Some people think being a florist is a fairytale job, which sometimes it is because we do get to play with flowers. But sometimes it can be high pressure; it’s stressful to come up with something creative when you don’t have enough time.

Renae and flowers.cropIt’s hard to be a creative and a businessperson at the same time. I’m split down the middle. There’s the voice saying, “You’ve got to protect your brand. You’ve got to make money.” But then there’s the other side saying, “Stick to your true self, do what you love.” As an artist, you’re emotionally attached, and you take time to make something beautiful, but as a businessperson, time is money… It’s such a battle.

Another challenge is to ensure my staff are happy. I want to encourage them personally and to help them find their place in Wallflowe. If my staff isn’t happy, nothing works.

In my family, my dad’s the businessman and my mum’s the creative. My dad is my business mentor. Every Thursday, we have a family dinner and I talk to him about my business challenges. He gives me great advice.

What does the future hold for you and Wallflower?

It’s important to keep learning, so I’ve got my eye on some courses I’d like to do to challenge myself.

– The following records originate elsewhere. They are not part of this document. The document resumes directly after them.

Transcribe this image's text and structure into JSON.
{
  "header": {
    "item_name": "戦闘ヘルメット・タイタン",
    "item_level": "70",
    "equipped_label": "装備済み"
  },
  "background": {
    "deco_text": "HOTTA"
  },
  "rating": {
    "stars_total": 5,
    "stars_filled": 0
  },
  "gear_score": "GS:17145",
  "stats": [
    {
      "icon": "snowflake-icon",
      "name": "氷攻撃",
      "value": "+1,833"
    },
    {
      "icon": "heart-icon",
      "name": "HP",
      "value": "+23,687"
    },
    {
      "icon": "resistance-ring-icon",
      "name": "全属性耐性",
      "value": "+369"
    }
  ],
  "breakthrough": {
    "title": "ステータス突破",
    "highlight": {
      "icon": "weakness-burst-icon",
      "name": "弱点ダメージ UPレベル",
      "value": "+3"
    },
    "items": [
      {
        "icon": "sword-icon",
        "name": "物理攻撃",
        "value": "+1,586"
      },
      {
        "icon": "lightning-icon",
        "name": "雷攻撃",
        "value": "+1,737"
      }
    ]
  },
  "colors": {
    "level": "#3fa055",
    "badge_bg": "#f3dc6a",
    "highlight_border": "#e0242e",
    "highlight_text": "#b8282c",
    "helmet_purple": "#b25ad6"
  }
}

For Wallflower, I’d like to increase the scale of the work we do, and do more installations, events, and weddings. More connections and collaborations. I want us to stretch ourselves and what we can do. It’s an exciting time.

Renae’s floral creations can be viewed on the Wallflower Floral Design websiteFacebook page, and on Instagram (@wallflower.floral.design).

Kate Shannon is a freelance writer based in Brisbane after many years living in Darwin. She spends a lot of her time in the garden with her two little girls, and loves writing and learning about creative people, flowers, and plants.    

Photos by Renae Handy (top, middle) and Kate Shannon (bottom).